Which lines of the records below contain the word "JSON"? Report each of them in full.

__Data to examine__:
-- Opening Marker --

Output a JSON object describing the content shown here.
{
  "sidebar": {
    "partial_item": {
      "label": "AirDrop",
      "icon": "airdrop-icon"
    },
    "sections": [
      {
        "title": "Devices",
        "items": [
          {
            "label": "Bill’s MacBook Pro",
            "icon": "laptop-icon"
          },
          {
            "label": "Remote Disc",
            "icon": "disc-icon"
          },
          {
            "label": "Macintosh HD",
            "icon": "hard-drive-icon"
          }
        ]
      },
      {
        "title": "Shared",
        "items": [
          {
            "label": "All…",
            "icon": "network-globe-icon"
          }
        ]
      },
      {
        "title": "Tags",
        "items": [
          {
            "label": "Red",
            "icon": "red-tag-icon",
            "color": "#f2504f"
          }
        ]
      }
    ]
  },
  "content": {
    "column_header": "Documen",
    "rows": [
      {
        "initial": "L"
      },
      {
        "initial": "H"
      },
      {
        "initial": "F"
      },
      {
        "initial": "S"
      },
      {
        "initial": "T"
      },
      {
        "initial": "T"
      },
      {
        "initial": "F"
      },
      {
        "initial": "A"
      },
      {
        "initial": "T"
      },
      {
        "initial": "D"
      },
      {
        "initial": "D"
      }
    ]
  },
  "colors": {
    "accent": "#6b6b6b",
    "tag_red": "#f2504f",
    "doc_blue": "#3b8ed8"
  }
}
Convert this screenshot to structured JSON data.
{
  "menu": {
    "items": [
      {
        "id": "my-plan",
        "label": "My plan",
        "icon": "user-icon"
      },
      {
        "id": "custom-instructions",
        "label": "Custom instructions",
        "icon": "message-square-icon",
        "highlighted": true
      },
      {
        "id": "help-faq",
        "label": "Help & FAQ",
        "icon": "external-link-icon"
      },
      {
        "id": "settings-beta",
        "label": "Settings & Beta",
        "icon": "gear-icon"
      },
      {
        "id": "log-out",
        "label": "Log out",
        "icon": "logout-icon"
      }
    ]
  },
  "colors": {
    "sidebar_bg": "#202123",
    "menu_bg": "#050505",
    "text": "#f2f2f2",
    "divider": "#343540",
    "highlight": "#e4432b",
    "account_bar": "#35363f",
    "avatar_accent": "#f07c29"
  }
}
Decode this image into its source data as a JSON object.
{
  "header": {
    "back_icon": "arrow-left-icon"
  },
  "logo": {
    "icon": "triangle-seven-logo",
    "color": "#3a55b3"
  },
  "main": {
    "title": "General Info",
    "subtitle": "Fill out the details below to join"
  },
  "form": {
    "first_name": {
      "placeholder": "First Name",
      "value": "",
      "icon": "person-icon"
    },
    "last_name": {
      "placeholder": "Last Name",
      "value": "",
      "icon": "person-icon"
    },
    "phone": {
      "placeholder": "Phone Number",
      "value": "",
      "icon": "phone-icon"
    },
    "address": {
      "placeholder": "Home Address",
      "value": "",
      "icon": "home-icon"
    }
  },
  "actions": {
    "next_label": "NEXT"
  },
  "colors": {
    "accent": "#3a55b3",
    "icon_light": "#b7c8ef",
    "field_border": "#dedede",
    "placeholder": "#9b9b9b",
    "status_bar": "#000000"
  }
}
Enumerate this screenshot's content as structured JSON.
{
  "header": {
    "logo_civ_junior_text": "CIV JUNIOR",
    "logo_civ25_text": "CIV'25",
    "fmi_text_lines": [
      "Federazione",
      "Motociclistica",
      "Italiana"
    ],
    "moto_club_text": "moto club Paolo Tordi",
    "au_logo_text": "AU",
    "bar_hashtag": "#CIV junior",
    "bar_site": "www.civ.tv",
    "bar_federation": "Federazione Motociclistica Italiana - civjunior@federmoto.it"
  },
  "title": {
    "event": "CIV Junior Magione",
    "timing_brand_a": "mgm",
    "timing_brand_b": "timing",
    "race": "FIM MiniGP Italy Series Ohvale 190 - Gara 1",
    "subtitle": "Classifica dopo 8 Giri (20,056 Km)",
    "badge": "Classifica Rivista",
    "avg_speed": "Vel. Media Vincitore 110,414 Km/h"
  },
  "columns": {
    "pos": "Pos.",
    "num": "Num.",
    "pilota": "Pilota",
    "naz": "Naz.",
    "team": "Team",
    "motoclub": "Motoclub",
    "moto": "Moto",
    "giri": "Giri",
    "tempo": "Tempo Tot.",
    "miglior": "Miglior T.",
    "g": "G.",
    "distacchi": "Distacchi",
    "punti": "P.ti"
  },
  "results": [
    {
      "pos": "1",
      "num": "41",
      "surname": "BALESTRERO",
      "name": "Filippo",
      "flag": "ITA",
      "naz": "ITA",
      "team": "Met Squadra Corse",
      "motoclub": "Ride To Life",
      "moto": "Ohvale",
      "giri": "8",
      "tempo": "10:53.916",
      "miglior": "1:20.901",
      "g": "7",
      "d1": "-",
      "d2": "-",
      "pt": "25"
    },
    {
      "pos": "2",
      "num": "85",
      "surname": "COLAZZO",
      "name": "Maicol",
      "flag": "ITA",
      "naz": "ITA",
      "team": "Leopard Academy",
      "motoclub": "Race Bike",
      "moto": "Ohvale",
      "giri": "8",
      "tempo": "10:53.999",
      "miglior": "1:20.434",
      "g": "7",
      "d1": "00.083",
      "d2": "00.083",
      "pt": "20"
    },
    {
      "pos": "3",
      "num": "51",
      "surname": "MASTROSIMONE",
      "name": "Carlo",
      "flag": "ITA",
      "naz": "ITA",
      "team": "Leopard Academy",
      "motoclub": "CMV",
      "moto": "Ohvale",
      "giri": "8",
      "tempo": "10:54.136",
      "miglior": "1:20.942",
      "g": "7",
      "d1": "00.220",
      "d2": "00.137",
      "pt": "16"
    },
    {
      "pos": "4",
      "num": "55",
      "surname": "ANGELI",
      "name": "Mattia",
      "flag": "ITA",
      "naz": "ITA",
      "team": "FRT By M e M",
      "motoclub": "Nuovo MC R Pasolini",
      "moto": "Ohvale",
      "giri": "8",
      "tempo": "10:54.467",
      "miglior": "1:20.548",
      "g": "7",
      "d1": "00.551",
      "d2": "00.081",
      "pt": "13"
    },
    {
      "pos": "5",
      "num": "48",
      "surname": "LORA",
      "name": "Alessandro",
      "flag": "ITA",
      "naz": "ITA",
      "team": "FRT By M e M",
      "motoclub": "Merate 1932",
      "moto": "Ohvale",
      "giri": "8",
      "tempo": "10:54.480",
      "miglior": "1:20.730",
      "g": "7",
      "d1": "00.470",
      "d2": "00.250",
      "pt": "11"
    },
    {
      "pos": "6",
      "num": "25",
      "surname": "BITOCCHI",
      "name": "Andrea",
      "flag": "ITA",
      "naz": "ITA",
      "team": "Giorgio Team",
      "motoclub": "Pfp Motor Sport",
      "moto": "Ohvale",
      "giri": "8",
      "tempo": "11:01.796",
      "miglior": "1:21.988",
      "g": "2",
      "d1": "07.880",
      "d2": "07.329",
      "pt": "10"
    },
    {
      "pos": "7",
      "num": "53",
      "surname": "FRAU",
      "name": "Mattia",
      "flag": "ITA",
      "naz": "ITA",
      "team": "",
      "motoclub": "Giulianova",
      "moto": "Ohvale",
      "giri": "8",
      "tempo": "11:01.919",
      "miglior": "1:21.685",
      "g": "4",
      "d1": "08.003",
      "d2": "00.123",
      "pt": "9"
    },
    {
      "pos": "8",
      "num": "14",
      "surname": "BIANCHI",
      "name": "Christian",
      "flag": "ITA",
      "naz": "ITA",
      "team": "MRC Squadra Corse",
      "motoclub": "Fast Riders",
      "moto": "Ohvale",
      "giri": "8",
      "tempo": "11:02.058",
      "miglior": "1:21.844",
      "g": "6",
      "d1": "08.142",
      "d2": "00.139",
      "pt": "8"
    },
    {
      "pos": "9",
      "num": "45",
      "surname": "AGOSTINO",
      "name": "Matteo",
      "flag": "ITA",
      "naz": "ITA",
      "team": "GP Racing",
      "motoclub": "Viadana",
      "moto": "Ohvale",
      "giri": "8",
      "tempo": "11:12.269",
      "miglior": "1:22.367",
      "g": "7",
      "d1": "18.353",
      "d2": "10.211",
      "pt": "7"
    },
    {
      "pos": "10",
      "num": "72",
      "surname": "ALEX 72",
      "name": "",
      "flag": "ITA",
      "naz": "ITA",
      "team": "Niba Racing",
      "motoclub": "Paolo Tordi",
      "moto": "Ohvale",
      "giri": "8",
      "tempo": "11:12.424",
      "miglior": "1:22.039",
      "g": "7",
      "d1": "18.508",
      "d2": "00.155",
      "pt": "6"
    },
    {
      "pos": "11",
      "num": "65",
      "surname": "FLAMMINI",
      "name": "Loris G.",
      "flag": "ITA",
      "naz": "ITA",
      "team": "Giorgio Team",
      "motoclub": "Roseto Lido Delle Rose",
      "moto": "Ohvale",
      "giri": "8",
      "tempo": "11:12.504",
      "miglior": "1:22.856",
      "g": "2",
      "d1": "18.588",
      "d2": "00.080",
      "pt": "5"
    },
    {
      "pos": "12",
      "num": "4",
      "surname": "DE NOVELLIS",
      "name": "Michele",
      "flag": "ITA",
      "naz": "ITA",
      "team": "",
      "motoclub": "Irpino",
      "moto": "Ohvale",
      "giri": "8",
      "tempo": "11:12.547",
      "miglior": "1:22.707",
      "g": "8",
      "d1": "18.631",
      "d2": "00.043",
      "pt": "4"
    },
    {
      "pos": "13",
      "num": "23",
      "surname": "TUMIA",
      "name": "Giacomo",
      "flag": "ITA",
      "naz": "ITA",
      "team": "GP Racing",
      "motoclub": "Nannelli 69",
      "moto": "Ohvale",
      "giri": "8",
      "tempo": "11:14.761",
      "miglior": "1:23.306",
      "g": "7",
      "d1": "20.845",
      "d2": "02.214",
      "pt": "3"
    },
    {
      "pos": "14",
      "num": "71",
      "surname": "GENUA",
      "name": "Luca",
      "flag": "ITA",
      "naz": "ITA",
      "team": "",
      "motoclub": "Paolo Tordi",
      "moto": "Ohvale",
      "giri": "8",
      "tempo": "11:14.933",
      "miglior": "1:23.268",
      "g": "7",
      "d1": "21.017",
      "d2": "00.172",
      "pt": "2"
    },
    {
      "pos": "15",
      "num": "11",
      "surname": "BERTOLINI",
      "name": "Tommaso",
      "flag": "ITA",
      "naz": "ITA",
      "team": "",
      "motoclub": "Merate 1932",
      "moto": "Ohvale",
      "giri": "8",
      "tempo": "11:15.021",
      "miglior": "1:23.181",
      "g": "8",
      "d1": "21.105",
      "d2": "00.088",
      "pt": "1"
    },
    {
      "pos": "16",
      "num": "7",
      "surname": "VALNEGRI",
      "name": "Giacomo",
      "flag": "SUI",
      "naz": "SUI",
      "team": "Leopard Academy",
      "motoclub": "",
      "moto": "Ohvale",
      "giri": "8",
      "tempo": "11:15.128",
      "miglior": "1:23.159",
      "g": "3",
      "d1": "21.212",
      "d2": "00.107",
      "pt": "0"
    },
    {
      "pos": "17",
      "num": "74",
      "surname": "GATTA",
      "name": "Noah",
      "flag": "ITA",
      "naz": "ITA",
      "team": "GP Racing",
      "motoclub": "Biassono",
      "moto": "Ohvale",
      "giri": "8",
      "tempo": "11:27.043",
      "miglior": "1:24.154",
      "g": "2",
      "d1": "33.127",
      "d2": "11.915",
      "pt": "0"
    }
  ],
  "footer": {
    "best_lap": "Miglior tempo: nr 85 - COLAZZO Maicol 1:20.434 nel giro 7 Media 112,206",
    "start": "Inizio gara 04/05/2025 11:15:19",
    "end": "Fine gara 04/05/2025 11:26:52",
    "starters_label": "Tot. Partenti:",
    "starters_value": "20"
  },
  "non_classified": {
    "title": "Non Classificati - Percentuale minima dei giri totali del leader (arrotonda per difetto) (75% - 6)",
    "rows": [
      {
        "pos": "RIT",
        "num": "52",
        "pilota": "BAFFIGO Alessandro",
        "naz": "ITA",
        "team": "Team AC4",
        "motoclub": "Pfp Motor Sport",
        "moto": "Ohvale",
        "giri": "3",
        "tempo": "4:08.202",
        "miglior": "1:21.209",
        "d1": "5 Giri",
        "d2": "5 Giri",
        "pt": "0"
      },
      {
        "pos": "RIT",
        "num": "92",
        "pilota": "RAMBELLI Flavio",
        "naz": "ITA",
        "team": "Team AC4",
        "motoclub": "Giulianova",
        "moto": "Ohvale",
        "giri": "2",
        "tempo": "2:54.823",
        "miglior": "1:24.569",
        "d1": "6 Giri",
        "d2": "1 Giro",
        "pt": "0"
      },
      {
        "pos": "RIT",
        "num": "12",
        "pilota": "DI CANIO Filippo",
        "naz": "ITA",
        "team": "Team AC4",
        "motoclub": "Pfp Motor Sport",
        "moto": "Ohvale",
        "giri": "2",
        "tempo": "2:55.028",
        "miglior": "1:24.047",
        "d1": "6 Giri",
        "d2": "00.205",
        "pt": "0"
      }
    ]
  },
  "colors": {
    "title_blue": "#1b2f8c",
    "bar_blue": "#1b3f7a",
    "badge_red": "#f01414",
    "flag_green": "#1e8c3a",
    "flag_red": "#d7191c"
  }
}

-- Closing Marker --

__Answer box__:
Output a JSON object describing the content shown here.
Convert this screenshot to structured JSON data.
Decode this image into its source data as a JSON object.
Enumerate this screenshot's content as structured JSON.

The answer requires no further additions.